caregivers whose loved ones pass away,” said Dr. Schulz. “They
continue to feel distressed because of the suffering and decline
of their loved one as well as having to face new challenges such
as frequent trips to the long-term facility, reduced control over
the care provided their relative, and taking on responsibilities
such as coordinating and monitoring care,” he added.
According to Dr. Schulz, “cognitive and functional declines
are common in patients who go into long-term care, and caregivers
often blame themselves for this decline and question their decision
to institutionalize their loved one.”
Caregivers who were married to the patient and those who visited
most frequently had the most difficult transition. Spouses reported
higher levels of depression both before and after placement and
more anxiety after placement than their non-spouse counterparts.
Almost half of the caregivers in the study visited the patient daily
and continued to provide some form of physical care during their
The study recommends that spouses, caregivers who remain actively
involved with the care recipient, caregivers who have high levels

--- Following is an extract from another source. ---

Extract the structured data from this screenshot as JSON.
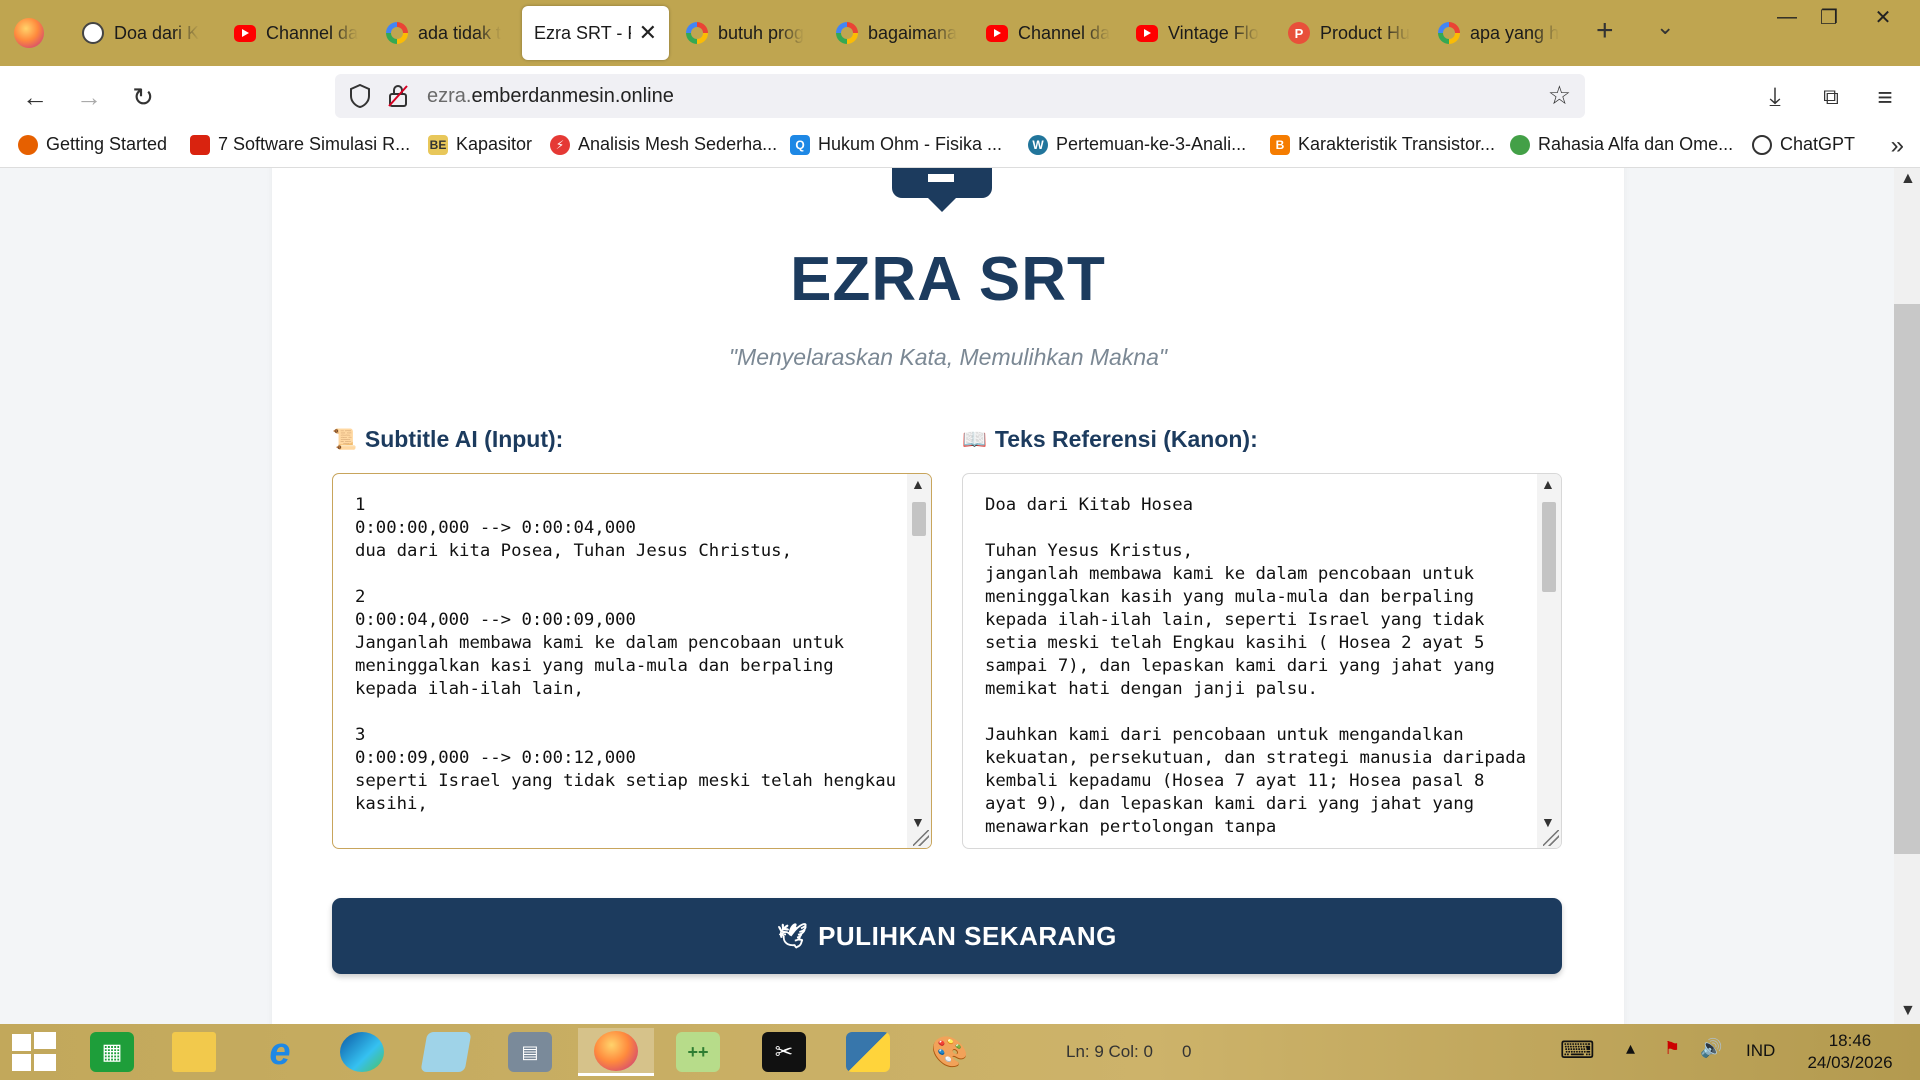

of depression, and those who lack adequate support from others should
receive interventions. “We need to help caregivers who place
their relatives, said Dr. Schulz.. “We need to treat their
emotional distress, educate them about the nature of long-term care
facilities and their impact on patient functioning, engage them
in end-of-life planning, and prepare them for the eventual death
of their loved one,” he added.
The patients in this study were all diagnosed with moderate to
severe Alzheimer’s disease and had a median age of 80 years.
Caregivers were mostly female with a median age of 63 years. The
sample was 56 percent white, 24.2 percent African American, and
19 percent Hispanic; most were spouses or children.
The researchers found that African American and Hispanic caregivers
were less likely to place their relative in a facility than whites;
caregivers reporting greater burden were more likely to place their
loved one in long-term care; caregivers who reported that their
care giving experience made them feel useful and important were
less likely to place their relative in a facility.
“The findings of Dr. Schulz and his associates are particularly
relevant as Americans live longer and the number of families faced
with placing their loved ones into institutional care grows,”
said NINR Director Patricia A. Grady, PhD, RN, FAAN.. “Knowing
that these caregivers are vulnerable to ongoing depression and anxiety
following such a placement, health professionals can make a difference
in these people’s wellbeing by helping them with their emotional
distress, and by helping them prepare for and deal with these often
difficult transitions,” Dr. Grady added.